‘Jack Absolute Flies Again’ is a very funny play. But it’s not an especially great one, or to be fairer, its greatness is definitely not in proportion to how funny it is. It’s relentlessly chucklesome, but almost aggressively lacking in wider purpose as co-authors Richard Bean – who wrote ‘One Man, Two Guvnors’ – and Oliver Chris – who starred in ‘One Man, Two Guvnors’ – transpose Sheridan’s 1775 classic comedy ‘The Rivals’ to the romantic goings on in a squadron of RAF pilots staged at an English stately home during the Battle of Britain. There’s maximum focus on the gags – minimum focus on emotional weight or satirical message.
In some respects that’s fair: as various fourth wall-breaking characters remind us – most especially Kerry Howard’s hard-bitten maid Lucy – Restoration comedies* are pretty dumb. Dumb and less amusing by modern standards than ‘Jack Absolute’, which maintains the basic structure of the original while amping it up. Thus Caroline Quentin’s Mrs Malaprop still mangles up her words, but a lot more smuttily: at one point she inadvertently describes another character as ‘the cunt of Monte Cristo’. (*There is an extremely strong argument for ‘The Rivals’ being written almost a century too late to be a Restoration comedy, but it’s in the style of, and that’s what ‘Jack Absolute’ actually refers to it as, so whatever).

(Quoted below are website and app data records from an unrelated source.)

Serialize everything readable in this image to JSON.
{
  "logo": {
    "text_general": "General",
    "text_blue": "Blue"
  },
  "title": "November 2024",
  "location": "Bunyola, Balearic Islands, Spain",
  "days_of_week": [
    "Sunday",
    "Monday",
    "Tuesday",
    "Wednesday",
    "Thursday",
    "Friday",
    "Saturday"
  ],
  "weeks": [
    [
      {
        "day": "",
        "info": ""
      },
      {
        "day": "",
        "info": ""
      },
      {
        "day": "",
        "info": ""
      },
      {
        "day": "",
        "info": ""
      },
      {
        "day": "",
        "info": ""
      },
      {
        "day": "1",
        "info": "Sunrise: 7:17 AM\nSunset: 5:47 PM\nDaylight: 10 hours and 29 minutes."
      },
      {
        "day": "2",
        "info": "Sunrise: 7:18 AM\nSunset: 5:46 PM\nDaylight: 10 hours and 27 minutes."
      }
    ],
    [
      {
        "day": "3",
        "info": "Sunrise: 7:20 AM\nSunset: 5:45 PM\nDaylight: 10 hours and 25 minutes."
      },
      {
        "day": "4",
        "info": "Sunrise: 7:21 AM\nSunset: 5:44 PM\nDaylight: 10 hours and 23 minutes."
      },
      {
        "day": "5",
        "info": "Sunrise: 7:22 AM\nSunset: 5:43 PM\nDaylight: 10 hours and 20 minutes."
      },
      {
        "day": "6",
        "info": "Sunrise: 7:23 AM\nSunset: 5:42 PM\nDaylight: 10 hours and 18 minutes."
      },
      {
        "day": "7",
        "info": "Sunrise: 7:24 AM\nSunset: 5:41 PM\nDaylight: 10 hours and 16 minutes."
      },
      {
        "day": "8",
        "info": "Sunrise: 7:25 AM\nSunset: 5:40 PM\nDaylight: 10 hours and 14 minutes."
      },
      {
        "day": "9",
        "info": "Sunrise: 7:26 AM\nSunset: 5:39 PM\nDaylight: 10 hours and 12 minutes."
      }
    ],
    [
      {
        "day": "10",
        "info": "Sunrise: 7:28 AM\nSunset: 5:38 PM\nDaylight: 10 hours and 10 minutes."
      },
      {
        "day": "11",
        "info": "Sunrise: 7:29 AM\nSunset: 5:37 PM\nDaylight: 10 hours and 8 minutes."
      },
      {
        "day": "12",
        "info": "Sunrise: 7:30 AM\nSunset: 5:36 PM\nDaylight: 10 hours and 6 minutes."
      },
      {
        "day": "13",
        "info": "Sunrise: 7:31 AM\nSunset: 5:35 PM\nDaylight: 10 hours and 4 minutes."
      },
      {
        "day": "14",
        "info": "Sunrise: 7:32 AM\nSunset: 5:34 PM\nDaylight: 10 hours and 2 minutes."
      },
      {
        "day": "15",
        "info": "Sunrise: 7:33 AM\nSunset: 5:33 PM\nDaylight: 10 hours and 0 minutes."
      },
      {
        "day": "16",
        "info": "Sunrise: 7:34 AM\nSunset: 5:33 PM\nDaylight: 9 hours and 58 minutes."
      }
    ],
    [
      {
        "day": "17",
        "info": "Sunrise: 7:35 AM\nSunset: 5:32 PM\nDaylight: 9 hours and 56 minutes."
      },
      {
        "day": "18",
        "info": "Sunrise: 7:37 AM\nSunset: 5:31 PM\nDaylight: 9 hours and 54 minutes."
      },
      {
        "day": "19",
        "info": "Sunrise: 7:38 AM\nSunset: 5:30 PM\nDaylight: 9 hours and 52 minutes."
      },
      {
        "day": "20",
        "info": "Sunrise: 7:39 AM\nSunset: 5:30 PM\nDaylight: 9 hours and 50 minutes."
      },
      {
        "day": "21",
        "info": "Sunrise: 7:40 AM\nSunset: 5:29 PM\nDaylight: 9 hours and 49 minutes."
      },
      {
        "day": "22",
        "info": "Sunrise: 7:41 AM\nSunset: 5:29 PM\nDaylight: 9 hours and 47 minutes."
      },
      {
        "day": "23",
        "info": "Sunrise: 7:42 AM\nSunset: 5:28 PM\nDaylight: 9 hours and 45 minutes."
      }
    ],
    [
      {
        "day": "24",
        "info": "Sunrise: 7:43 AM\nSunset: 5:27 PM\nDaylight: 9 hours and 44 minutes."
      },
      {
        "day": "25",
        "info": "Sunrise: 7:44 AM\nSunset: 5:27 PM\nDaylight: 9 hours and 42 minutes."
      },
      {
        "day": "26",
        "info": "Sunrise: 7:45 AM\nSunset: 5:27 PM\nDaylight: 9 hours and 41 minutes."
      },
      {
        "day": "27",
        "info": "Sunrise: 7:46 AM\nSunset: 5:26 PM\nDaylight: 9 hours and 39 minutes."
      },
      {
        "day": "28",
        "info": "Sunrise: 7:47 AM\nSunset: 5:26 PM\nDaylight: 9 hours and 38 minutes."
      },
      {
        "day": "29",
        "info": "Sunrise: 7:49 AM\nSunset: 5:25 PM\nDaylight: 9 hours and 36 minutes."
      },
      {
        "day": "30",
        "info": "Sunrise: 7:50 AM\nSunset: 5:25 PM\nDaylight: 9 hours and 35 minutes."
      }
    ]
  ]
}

Did I say it’s funny? It’s funny! As is James Corrigan’s Bob Acres, a dopey Australian fighter pilot who the play’s eponymous hero Jack Absolute – a fellow flying ace – at one point persuades to woo communal love interest Lydia Languish by giving her a bees’ nest. Which Bob does: plus a big twitching bag of bumblebees for good measure. Natalie Simpson’s crisply spoken and somewhat ludicrous Lydia is agog. Funny: very funny.
The central plot, wherein Lydia believes herself to be in love with Kelvin Fletcher’s salt-of-the-earth mechanic Dudley Scunthorpe – who actually has eyes only for Lucy – but is wooed by Laurie Davidson’s gung ho Jack disguised as Dudley is sturdily entertaining. Not only that, but it’s turbocharged by some moments of very tart class commentary that astutely send up Lydia’s blithe, ‘Common People’-style fetishisation of the lower orders.
What’s frustrating about the class stuff is how near the play comes to hitting the bullseye without ultimately displaying any real interest in doing so. Its simmering antiestablishmentarianism never builds: astringently funny lines are ultimately tossed away for yucks. Everyone ends up pairing up happily with their appropriate class – order is restored to the orders. The suggestion that there’s something toxic about Jordan Metcalfe’s weedy airman Roy Faulkland’s obsessive love for his fiancé – and first cousin – Julia Melville (Helena Wilson) is very reasonably raised for laughs, but ultimately entirely discarded.
Towards the end, Bean and Oliver try to do a ‘Blackadder Goes Forth’: in a major departure from ‘The Rivals’, a significant character dies in combat. But there’s not enough emotional heft, satirical intent, or just good old-fashioned depth of characterisation there for the moment to feel particularly sad.
‘One Man, Two Guvnors’ proved that in fact you can take a centuries-old comedy and make it so funny that it doesn’t need any sort of big injection of profundity or political relevance. But that was blessed with a virtuosic lead performance from James Corden, some hysterically funny set pieces, and world-class direction from both Nicholas Hytner and Cal McCrystal. ‘Jack Absolute’ has lots of fun characters but no truly great ones, no classic setpieces (though there’s a very fun dance-off sequence), and while director Emily Burns keeps things ticking over entertainingly, she’s undeniably far less experienced than Thea Sharrock, who was set to direct pre-pandemic. Lightweight comedies need heavyweight directors.
It’s funny. It’s fine. We all need a chuckle at the moment. But ‘Jack Absolute Flies Again’ isn’t anything more than the sum of its laughs.